Dataset records
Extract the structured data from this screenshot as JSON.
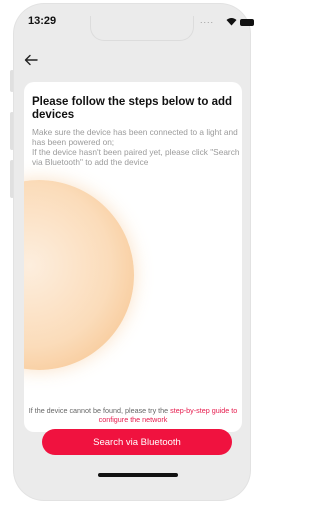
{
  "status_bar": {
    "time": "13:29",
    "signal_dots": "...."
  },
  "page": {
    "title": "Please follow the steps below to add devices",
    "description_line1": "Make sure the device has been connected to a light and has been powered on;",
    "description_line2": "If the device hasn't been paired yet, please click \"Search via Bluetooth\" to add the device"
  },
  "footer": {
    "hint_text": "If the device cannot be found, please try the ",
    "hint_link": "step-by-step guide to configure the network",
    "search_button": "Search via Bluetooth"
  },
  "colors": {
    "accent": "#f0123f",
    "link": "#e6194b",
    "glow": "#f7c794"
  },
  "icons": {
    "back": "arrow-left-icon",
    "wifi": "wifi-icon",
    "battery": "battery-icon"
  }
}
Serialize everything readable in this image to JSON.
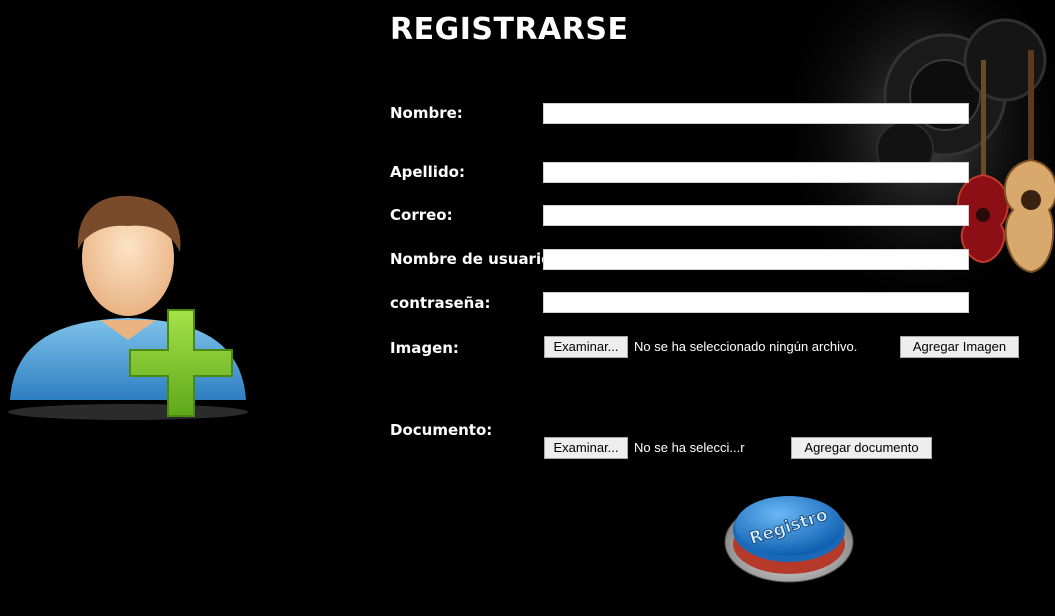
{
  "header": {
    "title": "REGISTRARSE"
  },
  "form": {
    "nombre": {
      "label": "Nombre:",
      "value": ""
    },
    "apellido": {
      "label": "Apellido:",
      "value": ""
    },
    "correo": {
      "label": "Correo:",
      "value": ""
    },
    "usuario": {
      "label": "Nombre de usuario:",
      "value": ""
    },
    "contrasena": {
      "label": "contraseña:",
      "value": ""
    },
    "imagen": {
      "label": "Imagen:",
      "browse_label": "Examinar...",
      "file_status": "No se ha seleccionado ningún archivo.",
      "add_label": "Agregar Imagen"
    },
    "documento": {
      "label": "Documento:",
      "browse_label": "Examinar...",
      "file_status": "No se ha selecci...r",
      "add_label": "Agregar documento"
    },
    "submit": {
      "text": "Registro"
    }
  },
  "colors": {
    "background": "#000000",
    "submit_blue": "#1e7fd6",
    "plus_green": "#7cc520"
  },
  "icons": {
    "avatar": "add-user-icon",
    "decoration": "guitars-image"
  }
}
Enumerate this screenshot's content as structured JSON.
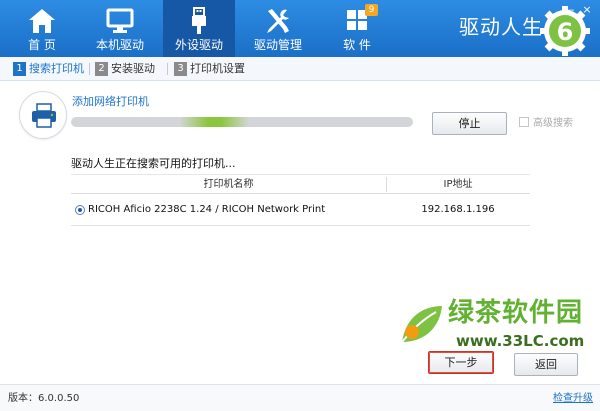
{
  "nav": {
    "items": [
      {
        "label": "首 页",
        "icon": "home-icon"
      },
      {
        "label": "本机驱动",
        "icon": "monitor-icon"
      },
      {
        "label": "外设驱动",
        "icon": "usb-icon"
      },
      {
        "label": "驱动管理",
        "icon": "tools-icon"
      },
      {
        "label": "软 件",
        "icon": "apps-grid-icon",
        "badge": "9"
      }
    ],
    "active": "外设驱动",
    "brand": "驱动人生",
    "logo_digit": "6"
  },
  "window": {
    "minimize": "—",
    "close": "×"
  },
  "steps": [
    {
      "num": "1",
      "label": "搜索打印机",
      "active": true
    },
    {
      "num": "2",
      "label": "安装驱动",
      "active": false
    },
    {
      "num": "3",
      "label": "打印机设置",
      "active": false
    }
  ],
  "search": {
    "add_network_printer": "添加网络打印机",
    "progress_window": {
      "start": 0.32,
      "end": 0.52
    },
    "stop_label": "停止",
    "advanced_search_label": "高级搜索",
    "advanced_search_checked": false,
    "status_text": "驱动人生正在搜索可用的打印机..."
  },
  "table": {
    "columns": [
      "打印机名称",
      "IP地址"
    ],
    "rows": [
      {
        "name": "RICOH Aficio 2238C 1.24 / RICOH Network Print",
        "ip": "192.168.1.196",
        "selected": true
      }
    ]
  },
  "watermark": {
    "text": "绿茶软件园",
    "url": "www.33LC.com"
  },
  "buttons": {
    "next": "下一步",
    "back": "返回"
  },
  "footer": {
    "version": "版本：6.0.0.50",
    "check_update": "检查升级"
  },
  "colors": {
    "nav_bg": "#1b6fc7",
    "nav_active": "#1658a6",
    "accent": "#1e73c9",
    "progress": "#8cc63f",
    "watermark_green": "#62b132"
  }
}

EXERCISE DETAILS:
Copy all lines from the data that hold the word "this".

ANSWER TO THE PROBLEM:
Extract the structured data from this screenshot as JSON.
Serialize everything readable in this image to JSON.
Enumerate this screenshot's content as structured JSON.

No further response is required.